Keywords: Assessment Instruments, Assessment in Mathematics, Primary schools., Pupils.

SCHOOL-GENDER-BASED VIOLENCE IN AFRICA: PREVALENCE AND CONSEQUENCES (Published)

This paper reviews some available literature on school violence in African context and illustrates results of an original cross sectional descriptive research conducted in Khartoum State, Sudan. A total of 240 respondents were randomly selected from fifteen primary schools for girls from the main three localities of Khartoum State. The objective of the study were to explore different forms of violence that girls face in schools and at home; to find out the psychological consequences experienced by the girl-child after facing violence; how the girl seeks help; and finally to draw recommendations for educational policy makers. It was found that girls face many forms of violence as they are in young age. The main causes are related to many inter-connected factors. Most common factor is due to socialization and rigid treatment that girls face at home. Girls who experienced extreme violence at home reflect their emotions passively in form of violated behaviour against their peer students at school. Also, the study highlighted the negative physical and psychological impact of violence on young girls, which affect and reduce their educational achievements and normal life. Moreover, the socioeconomic level of girl’s parents has not contributed as a significant factor to violence. It is clear from this research that violence against young girls is a reality and it occurs at all class levels and at different settings (home, schools and streets). The first person the girls seek help from is her school friend. However, communication with mother was limited due to educational gap and that mothers in some cases are the actor of harassment. Finally the research recommends to encourage and support men and boys to take an active part in the prevention and elimination of all forms of violence and especially gender based violence and increase awareness of men and boys responsibility in ending the cycle of violence; policy makers should play a great role to promote gender equality especially during the process of socialization.
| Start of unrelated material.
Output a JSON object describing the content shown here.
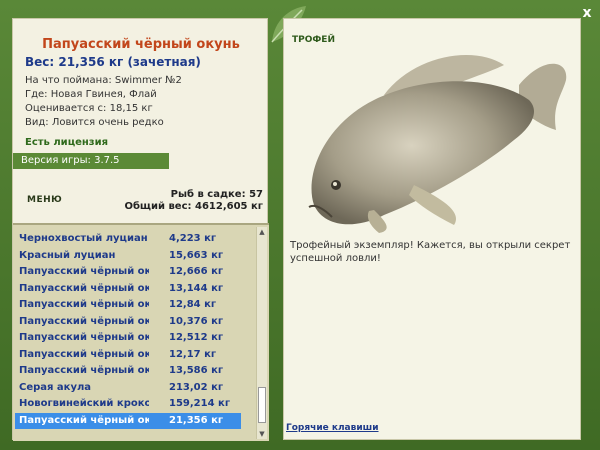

Keywords: Primary schools., School violence, gender-based violence

School-gender-based violence in Africa: Prevalence and consequences (Review Completed - Accepted)

This paper reviews some available literature on school violence in African context and illustrates results of an original cross sectional descriptive research conducted in Khartoum State, Sudan. A total of 240 respondents were randomly selected from fifteen primary schools for girls from the main three localities of Khartoum State.

The objective of the study were to explore different forms of violence that girls face in schools and at home; to find out the psychological consequences experienced by the girl-child after facing violence; how the girl seeks help; and finally to draw recommendations for educational policy makers. It was found that girls face many forms of violence as they are in young age. The main causes are related to many inter-connected factors. Most common factor is due to socialization and rigid treatment that girls face at home. Girls who experienced extreme violence at home reflect their emotions passively in form of violated behaviour against their peer students at school. Also, the study highlighted the negative physical and psychological impact of violence on young girls, which affect and reduce their educational achievements and normal life. Moreover, the socioeconomic level of girl’s parents has not contributed as a significant factor to violence. It is clear from this research that violence against young girls is a reality and it occurs at all class levels and at different settings (home, schools and streets). The first person the girls seek help from is her school friend. However, communication with mother was limited due to educational gap and that mothers in some cases are the actor of harassment. Finally the research recommends to encourage and support men and boys to take an active part in the prevention and elimination of all forms of violence and especially gender based violence and increase awareness of men and boys responsibility in ending the cycle of violence; policy makers should play a great role to promote gender equality especially during the process of socialization.

 

Keywords: Primary schools., School violence, gender-based violence